Nelson: I studied abroad through SPEA going into my junior year. I went to Dublin, Ireland and London, England. I went to Berlin, Germany for spring break. OVPDEMA had financial support for students who are part of 21st Century and Groups. I went to an OVPDEMA event, heard about their opportunities, and put my name in a listserv to learn more. It encouraged first-generation college students and other populations to study abroad over the summer, because their academic scholarships didn’t always apply over the summer.
I was expecting everyone to be completely different. I was expecting them to have negative perspective on Americans, especially being a person of color studying abroad. Once I got over there, they were more open than what I thought and just from my experience, it seemed like they viewed me more as an American and didn’t necessarily tie me to being a person of color. Anything about American culture, they would apply to me or ask questions about. That was strange to me, because in America, I get asked about the African American experience.

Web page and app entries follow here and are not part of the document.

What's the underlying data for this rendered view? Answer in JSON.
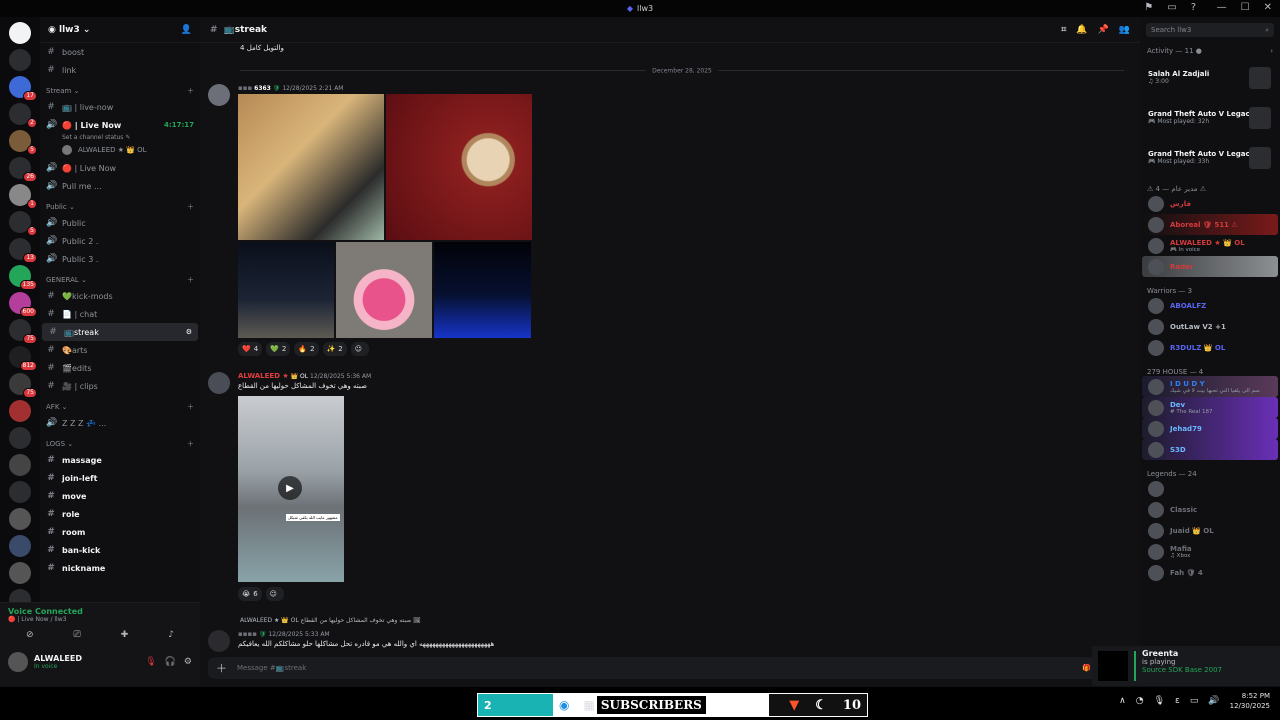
{
  "titlebar": {
    "title": "llw3"
  },
  "server": {
    "name": "llw3"
  },
  "servers": {
    "badges": [
      "55",
      "3",
      "17",
      "2",
      "5",
      "26",
      "1",
      "5",
      "13",
      "135",
      "600",
      "75",
      "812",
      "75"
    ]
  },
  "channels": {
    "items": [
      {
        "type": "text",
        "label": "boost"
      },
      {
        "type": "text",
        "label": "link"
      },
      {
        "type": "category",
        "label": "Stream ⌄"
      },
      {
        "type": "text",
        "label": "📺 | live-now"
      },
      {
        "type": "voice",
        "label": "🔴 | Live Now",
        "bold": true,
        "time": "4:17:17"
      },
      {
        "type": "status",
        "label": "Set a channel status ✎"
      },
      {
        "type": "user",
        "label": "ALWALEED ★ 👑 OL"
      },
      {
        "type": "voice",
        "label": "🔴 | Live Now"
      },
      {
        "type": "voice",
        "label": "Pull me ..."
      },
      {
        "type": "category",
        "label": "Public ⌄"
      },
      {
        "type": "voice",
        "label": "Public"
      },
      {
        "type": "voice",
        "label": "Public 2 ."
      },
      {
        "type": "voice",
        "label": "Public 3 ."
      },
      {
        "type": "category",
        "label": "GENERAL ⌄"
      },
      {
        "type": "text",
        "label": "💚kick-mods"
      },
      {
        "type": "text",
        "label": "📄 | chat"
      },
      {
        "type": "text",
        "label": "📺streak",
        "active": true
      },
      {
        "type": "text",
        "label": "🎨arts"
      },
      {
        "type": "text",
        "label": "🎬edits"
      },
      {
        "type": "text",
        "label": "🎥 | clips"
      },
      {
        "type": "category",
        "label": "AFK ⌄"
      },
      {
        "type": "voice",
        "label": "Z Z Z 💤 ..."
      },
      {
        "type": "category",
        "label": "LOGS ⌄"
      },
      {
        "type": "text",
        "label": "massage",
        "bold": true
      },
      {
        "type": "text",
        "label": "join-left",
        "bold": true
      },
      {
        "type": "text",
        "label": "move",
        "bold": true
      },
      {
        "type": "text",
        "label": "role",
        "bold": true
      },
      {
        "type": "text",
        "label": "room",
        "bold": true
      },
      {
        "type": "text",
        "label": "ban-kick",
        "bold": true
      },
      {
        "type": "text",
        "label": "nickname",
        "bold": true
      }
    ]
  },
  "voice": {
    "connected": "Voice Connected",
    "sub": "🔴 | Live Now / llw3"
  },
  "user": {
    "name": "ALWALEED",
    "status": "In voice"
  },
  "chat": {
    "channel": "📺streak",
    "top_text": "والتويل كامل 4",
    "date_divider": "December 28, 2025",
    "msg1": {
      "badge": "6363",
      "time": "12/28/2025 2:21 AM"
    },
    "reactions1": [
      {
        "e": "❤️",
        "n": "4"
      },
      {
        "e": "💚",
        "n": "2"
      },
      {
        "e": "🔥",
        "n": "2"
      },
      {
        "e": "✨",
        "n": "2"
      },
      {
        "e": "☺",
        "n": ""
      }
    ],
    "msg2": {
      "name": "ALWALEED ★",
      "tag": "👑 OL",
      "time": "12/28/2025 5:36 AM",
      "text": "صبته وهي تخوف المشاكل حوليها من القطاع"
    },
    "video_caption": "مشهور عايب الله يكفي شيكل",
    "reactions2": [
      {
        "e": "😭",
        "n": "6"
      },
      {
        "e": "☺",
        "n": ""
      }
    ],
    "reply": "ALWALEED ★ 👑 OL  صبته وهي تخوف المشاكل حوليها من القطاع 🖼",
    "msg3": {
      "time": "12/28/2025 5:33 AM",
      "text": "ههههههههههههههههههههههه اي والله هي مو قادره تحل مشاكلها حلو مشاكلكم الله يعافيكم"
    },
    "input_placeholder": "Message #📺streak"
  },
  "members": {
    "search_placeholder": "Search llw3",
    "activity_title": "Activity — 11 ●",
    "activities": [
      {
        "name": "Salah Al Zadjali",
        "sub": "♫ 3:00"
      },
      {
        "name": "Grand Theft Auto V Legacy",
        "sub": "🎮 Most played: 32h"
      },
      {
        "name": "Grand Theft Auto V Legacy",
        "sub": "🎮 Most played: 33h"
      }
    ],
    "groups": [
      {
        "title": "⚠ 4 — مدير عام ⚠",
        "members": [
          {
            "name": "فارس",
            "color": "#d23b3b"
          },
          {
            "name": "Aboreal 🛡 511 ⚠",
            "color": "#d23b3b"
          },
          {
            "name": "ALWALEED ★  👑 OL",
            "color": "#d23b3b",
            "sub": "🎮 In voice"
          },
          {
            "name": "Rader",
            "color": "#d23b3b"
          }
        ]
      },
      {
        "title": "Warriors — 3",
        "members": [
          {
            "name": "ABOALFZ",
            "color": "#5865f2"
          },
          {
            "name": "OutLaw V2 +1",
            "color": "#b5bac1"
          },
          {
            "name": "R3DULZ 👑 OL",
            "color": "#5865f2"
          }
        ]
      },
      {
        "title": "279 HOUSE — 4",
        "members": [
          {
            "name": "I D U D Y",
            "color": "#2f80ed",
            "sub": "سم الى يلقيا التي تحبها بيت لا في شيك"
          },
          {
            "name": "Dev",
            "color": "#6ab7ff",
            "sub": "# The Real 187"
          },
          {
            "name": "Jehad79",
            "color": "#6ab7ff"
          },
          {
            "name": "S3D",
            "color": "#6ab7ff"
          }
        ]
      },
      {
        "title": "Legends — 24",
        "members": [
          {
            "name": "",
            "color": "#b5bac1"
          },
          {
            "name": "Classic",
            "color": "#6d6f78"
          },
          {
            "name": "Juaid 👑 OL",
            "color": "#6d6f78"
          },
          {
            "name": "Mafia",
            "color": "#6d6f78",
            "sub": "♫ Xbox"
          },
          {
            "name": "Fah 🛡 4",
            "color": "#6d6f78"
          }
        ]
      }
    ]
  },
  "notification": {
    "name": "Greenta",
    "status": "is playing",
    "game": "Source SDK Base 2007"
  },
  "taskbar": {
    "left_num": "2",
    "subscribers": "SUBSCRIBERS",
    "right_num": "10",
    "time": "8:52 PM",
    "date": "12/30/2025"
  },
  "colors": {
    "accent": "#5865f2",
    "green": "#23a55a",
    "red": "#da373c"
  }
}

In England, we got to see a few different cities. I think what I liked most was the history and the architecture. Being in London, you could see the older architecture. It was beautiful to see how the city was laid out, and how diverse and populated London is. We went to a city called Bath, which was one of the first places that was conquered by Rome and it still has a lot of the Roman architecture. One memorable experience from my Ireland experience—the class was about conflict and dispute resolution—and what was interesting to me was that they didn’t have tons of racial diversity, but the conflict they have is about religion, Protestant and Catholic.